He then shows in his teaching that the concept of heaven and hell in Buddhism are in fact symbolic, representing the quality of mind and spirituality instead. One can be in heaven and hell in this very earth and life. No need to wait until one dies.

http://sangharaja.org/Article/Sunday_Dhamma_Talk_28_Sep_2008_Somdet_Birthday.pdf



Lets hope that teachings like these aren't completely lost to/by the insistent literalists.

:hands:

paulokes
24 Jan 13, 16:37
A question on the suttas. What then is to be made of the very specific wording in the Great Discourse of the Lions Roar?

http://www.accesstoinsight.org/tipitaka/mn/mn.012.ntbb.html


6. (1) "I understand hell, and the path and way leading to hell. And I also understand how one who has entered this path will, on the dissolution of the body, after death, reappear in a state of deprivation, in an unhappy destination, in perdition, in hell.

Aloka
24 Jan 13, 17:14
A question on the suttas. What then is to be made of the very specific wording in the Great Discourse of the Lions Roar?

http://www.accesstoinsight.org/tipitaka/mn/mn.012.ntbb.html

The teachings of the Buddha were passed down by monks in an oral tradition until they were written down in Pali in the 1st Century BCE. Other texts and commentaries such as the Visuddhimagga, were added later.

One either takes the above mentioned text literally, or takes into consideration what was said #27 by the Supreme Patriarch (or Sangharaja) who was the head of the order of Buddhist monks in Thailand.


My own opinion about rebirth and other 'realms' is that I don't know for sure one way or the other and that though these beliefs may be useful for the purpose of morality, they make no difference to my own practice in this life here and now.

:hands:

paulokes
24 Jan 13, 19:53
Thanks Aloka,

Similarly I do not hold any knowledge or experience of another realm as mentioned above, so a literal understanding of the sutta seems otherworldly.

Would this be a case where one needs to apply pragmatism, as in the parable of the raft or of teaching with the open hand? To consider only what is useful to practice and leads to the cessation of dukkha?

Regards

P

Element
24 Jan 13, 20:11
I understand hell, and the path and way leading to hell.

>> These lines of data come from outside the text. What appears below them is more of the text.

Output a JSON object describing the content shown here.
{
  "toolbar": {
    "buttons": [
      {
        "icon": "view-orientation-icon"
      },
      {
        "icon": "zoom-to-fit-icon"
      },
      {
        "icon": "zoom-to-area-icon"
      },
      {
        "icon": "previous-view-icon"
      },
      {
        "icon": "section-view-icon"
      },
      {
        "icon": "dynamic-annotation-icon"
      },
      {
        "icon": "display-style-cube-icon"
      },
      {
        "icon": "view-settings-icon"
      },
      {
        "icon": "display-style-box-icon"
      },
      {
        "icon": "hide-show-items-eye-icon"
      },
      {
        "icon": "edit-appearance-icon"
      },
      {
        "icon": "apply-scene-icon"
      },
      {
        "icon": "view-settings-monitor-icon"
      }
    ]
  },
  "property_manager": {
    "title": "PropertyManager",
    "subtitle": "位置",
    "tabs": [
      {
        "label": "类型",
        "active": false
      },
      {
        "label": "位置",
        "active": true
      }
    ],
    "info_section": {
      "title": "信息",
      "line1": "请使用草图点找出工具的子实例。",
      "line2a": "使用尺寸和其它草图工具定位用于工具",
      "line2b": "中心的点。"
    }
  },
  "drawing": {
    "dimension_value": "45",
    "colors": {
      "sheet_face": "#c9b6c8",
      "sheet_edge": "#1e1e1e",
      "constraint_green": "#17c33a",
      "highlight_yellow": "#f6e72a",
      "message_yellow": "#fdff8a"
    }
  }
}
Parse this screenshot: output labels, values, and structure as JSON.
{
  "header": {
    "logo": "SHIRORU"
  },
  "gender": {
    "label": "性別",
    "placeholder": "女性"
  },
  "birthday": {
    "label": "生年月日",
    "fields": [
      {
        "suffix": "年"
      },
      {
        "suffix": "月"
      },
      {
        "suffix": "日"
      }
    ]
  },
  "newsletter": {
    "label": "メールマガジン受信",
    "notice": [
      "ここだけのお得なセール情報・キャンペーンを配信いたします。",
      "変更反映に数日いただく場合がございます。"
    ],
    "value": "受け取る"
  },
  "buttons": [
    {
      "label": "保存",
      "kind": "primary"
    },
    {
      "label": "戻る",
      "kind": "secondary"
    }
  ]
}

And I also understand how one who has entered this path will, on the dissolution of the body, after death, reappear in a state of deprivation, in an unhappy destination, in perdition, in hell.
The language here can be regarded as 'two fold'. It is our choice how we choose to interpret this.

The Buddhist commentaries state:

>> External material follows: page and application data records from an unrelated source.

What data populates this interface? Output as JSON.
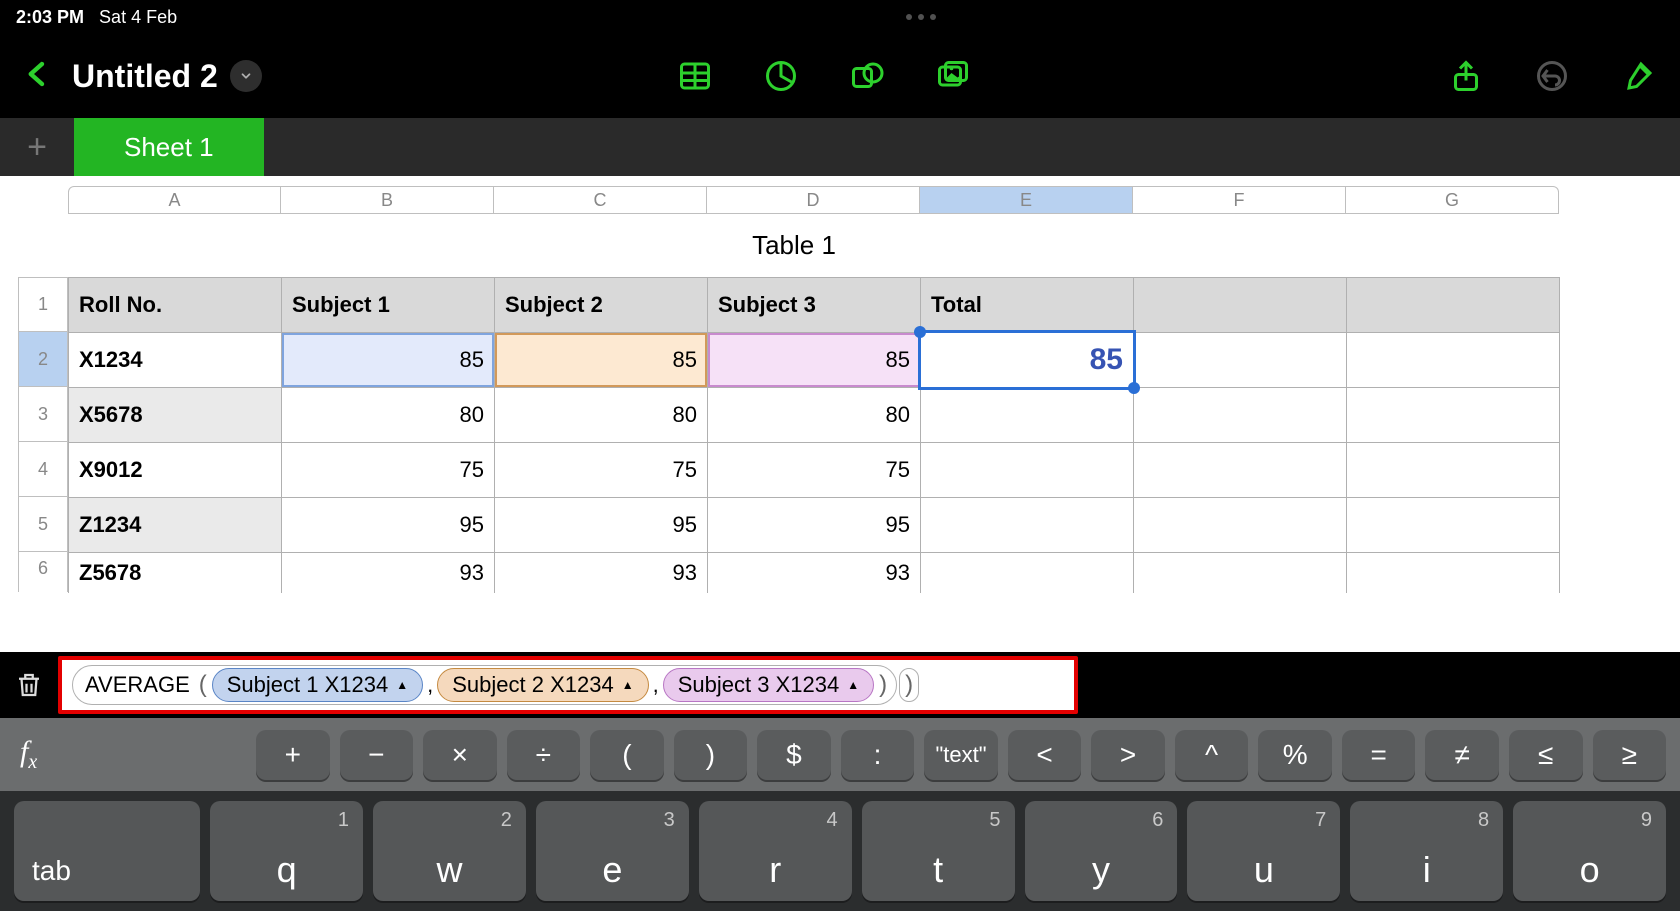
{
  "status": {
    "time": "2:03 PM",
    "date": "Sat 4 Feb"
  },
  "doc": {
    "title": "Untitled 2"
  },
  "sheet_tab": "Sheet 1",
  "columns": [
    "A",
    "B",
    "C",
    "D",
    "E",
    "F",
    "G"
  ],
  "selected_column_index": 4,
  "selected_row_index": 1,
  "table_title": "Table 1",
  "headers": [
    "Roll No.",
    "Subject 1",
    "Subject 2",
    "Subject 3",
    "Total",
    "",
    ""
  ],
  "row_numbers": [
    "1",
    "2",
    "3",
    "4",
    "5",
    "6"
  ],
  "rows": [
    {
      "roll": "X1234",
      "s1": "85",
      "s2": "85",
      "s3": "85",
      "total": "85"
    },
    {
      "roll": "X5678",
      "s1": "80",
      "s2": "80",
      "s3": "80",
      "total": ""
    },
    {
      "roll": "X9012",
      "s1": "75",
      "s2": "75",
      "s3": "75",
      "total": ""
    },
    {
      "roll": "Z1234",
      "s1": "95",
      "s2": "95",
      "s3": "95",
      "total": ""
    },
    {
      "roll": "Z5678",
      "s1": "93",
      "s2": "93",
      "s3": "93",
      "total": ""
    }
  ],
  "formula": {
    "func": "AVERAGE",
    "args": [
      {
        "label": "Subject 1 X1234",
        "color": "blue"
      },
      {
        "label": "Subject 2 X1234",
        "color": "orange"
      },
      {
        "label": "Subject 3 X1234",
        "color": "purple"
      }
    ]
  },
  "op_keys": [
    "+",
    "−",
    "×",
    "÷",
    "(",
    ")",
    "$",
    ":",
    "\"text\"",
    "<",
    ">",
    "^",
    "%",
    "=",
    "≠",
    "≤",
    "≥"
  ],
  "fx_label": "f",
  "fx_sub": "x",
  "kbd_keys": [
    {
      "letter": "tab",
      "digit": "",
      "special": "tab"
    },
    {
      "letter": "q",
      "digit": "1"
    },
    {
      "letter": "w",
      "digit": "2"
    },
    {
      "letter": "e",
      "digit": "3"
    },
    {
      "letter": "r",
      "digit": "4"
    },
    {
      "letter": "t",
      "digit": "5"
    },
    {
      "letter": "y",
      "digit": "6"
    },
    {
      "letter": "u",
      "digit": "7"
    },
    {
      "letter": "i",
      "digit": "8"
    },
    {
      "letter": "o",
      "digit": "9"
    }
  ]
}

The Awakened One, best of speakers,
Spoke two kinds of truths:
The conventional and the ultimate.
A third truth does not obtain.

Therein:
The speech wherewith the world converses is true
On account of its being agreed upon by the world.

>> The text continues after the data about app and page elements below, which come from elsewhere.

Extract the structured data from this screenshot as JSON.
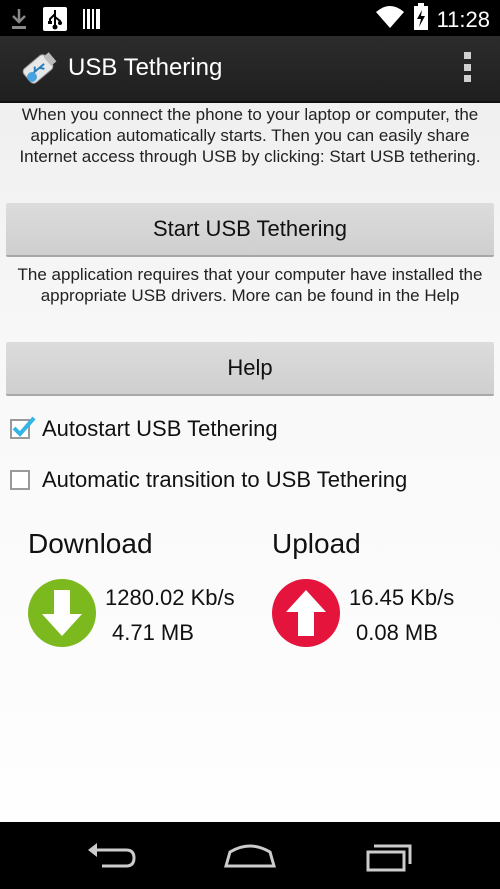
{
  "status_bar": {
    "time": "11:28",
    "icons": [
      "download-icon",
      "usb-icon",
      "barcode-icon",
      "wifi-icon",
      "battery-charging-icon"
    ]
  },
  "action_bar": {
    "title": "USB Tethering",
    "app_icon": "usb-tether-app-icon",
    "menu_icon": "overflow-menu-icon"
  },
  "main": {
    "description_start": "When you connect the phone to your laptop or computer, the application automatically starts. Then you can easily share Internet access through USB by clicking: Start USB tethering.",
    "start_button_label": "Start USB Tethering",
    "description_drivers": "The application requires that your computer have installed the appropriate USB drivers. More can be found in the Help",
    "help_button_label": "Help",
    "autostart": {
      "label": "Autostart USB Tethering",
      "checked": true
    },
    "auto_transition": {
      "label": "Automatic transition to USB Tethering",
      "checked": false
    }
  },
  "stats": {
    "download": {
      "title": "Download",
      "speed": "1280.02 Kb/s",
      "size": "4.71 MB",
      "color": "#7cb91e",
      "icon": "download-arrow-icon"
    },
    "upload": {
      "title": "Upload",
      "speed": "16.45 Kb/s",
      "size": "0.08 MB",
      "color": "#e4143c",
      "icon": "upload-arrow-icon"
    }
  },
  "nav_bar": {
    "icons": [
      "back-icon",
      "home-icon",
      "recents-icon"
    ]
  },
  "colors": {
    "accent_check": "#33b5e5",
    "action_bar": "#242424",
    "button": "#d6d6d6"
  }
}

The speech which describes what is ultimate is also true,
Through characterizing dhammas as they really are.

Therefore, being skilled in common usage,
False speech does not arise in the Teacher,
Who is Lord of the World,
When he speaks according to conventions.

(Mn. i. 95)

'Death' does not need to have the literal sense. For example, in the Dependent Origination, the term 'aging-&-death' does not exclusively refer to the physical body. 'Aging-&-death' can refer to any kind of change or loss that results in suffering (due to attachment to the object of change or loss).

Similarly, the word 'body' is 'kaya', which means 'group' or 'collection'. Thus, it can refer to the certain collection of five aggregates that make up a karmic act.

For example, if a person is high on drugs, their five aggregates are a certain way. Then when the high ends, the five aggregates change. The five aggregates exist in another way, that results in the suffering of the aftermath of drug taking.

Regards

;D